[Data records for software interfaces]
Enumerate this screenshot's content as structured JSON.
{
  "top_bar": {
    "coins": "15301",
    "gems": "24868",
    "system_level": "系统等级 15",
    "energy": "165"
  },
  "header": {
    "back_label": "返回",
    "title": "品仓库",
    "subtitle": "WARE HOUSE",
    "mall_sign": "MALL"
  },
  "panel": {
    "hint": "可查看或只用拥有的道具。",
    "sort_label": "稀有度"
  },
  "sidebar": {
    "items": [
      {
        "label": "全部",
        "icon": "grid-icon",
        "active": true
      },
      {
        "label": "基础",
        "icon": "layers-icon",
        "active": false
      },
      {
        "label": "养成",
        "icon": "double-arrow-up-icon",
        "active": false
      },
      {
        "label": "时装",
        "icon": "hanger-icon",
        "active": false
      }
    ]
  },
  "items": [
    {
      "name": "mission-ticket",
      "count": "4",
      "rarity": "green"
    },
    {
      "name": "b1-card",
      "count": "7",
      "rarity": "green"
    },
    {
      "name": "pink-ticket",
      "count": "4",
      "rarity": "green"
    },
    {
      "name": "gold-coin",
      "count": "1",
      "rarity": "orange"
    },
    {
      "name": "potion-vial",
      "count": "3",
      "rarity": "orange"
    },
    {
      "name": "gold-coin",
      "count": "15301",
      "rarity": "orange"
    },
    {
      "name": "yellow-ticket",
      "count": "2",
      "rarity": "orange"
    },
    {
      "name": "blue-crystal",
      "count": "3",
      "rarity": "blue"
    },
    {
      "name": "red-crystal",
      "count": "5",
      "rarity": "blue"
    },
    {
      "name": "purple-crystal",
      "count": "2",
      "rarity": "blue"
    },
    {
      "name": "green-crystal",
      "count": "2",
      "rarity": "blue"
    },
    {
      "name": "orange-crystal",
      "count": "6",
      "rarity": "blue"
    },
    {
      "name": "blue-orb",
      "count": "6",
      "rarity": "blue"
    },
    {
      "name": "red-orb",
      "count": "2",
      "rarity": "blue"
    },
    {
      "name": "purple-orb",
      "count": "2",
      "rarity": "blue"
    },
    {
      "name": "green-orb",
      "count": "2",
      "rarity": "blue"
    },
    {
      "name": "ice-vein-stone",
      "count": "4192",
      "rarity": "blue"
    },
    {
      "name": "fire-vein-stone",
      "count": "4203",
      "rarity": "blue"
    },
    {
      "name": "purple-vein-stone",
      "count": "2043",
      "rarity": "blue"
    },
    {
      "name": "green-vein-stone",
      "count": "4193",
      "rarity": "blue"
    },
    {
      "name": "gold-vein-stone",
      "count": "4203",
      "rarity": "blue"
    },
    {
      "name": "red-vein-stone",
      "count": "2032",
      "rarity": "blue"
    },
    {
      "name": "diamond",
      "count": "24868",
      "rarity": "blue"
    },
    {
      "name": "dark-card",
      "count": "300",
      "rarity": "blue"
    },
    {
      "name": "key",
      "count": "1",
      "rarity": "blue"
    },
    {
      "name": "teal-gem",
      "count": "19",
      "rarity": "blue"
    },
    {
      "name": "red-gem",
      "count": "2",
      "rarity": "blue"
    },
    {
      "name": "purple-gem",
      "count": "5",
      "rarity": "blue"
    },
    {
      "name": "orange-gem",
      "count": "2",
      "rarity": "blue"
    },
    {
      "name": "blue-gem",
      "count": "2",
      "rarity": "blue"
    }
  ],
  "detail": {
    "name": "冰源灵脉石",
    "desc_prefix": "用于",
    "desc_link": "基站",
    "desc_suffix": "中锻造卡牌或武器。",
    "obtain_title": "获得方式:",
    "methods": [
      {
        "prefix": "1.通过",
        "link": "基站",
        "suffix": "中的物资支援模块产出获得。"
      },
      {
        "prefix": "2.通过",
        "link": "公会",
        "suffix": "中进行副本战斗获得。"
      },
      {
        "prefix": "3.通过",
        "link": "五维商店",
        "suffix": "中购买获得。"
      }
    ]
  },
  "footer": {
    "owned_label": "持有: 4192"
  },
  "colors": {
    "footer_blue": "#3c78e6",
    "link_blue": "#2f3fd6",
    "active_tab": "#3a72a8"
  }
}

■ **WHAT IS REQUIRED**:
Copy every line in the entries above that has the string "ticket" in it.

■ **YOUR SOLUTION**:
      "name": "mission-ticket",
      "name": "pink-ticket",
      "name": "yellow-ticket",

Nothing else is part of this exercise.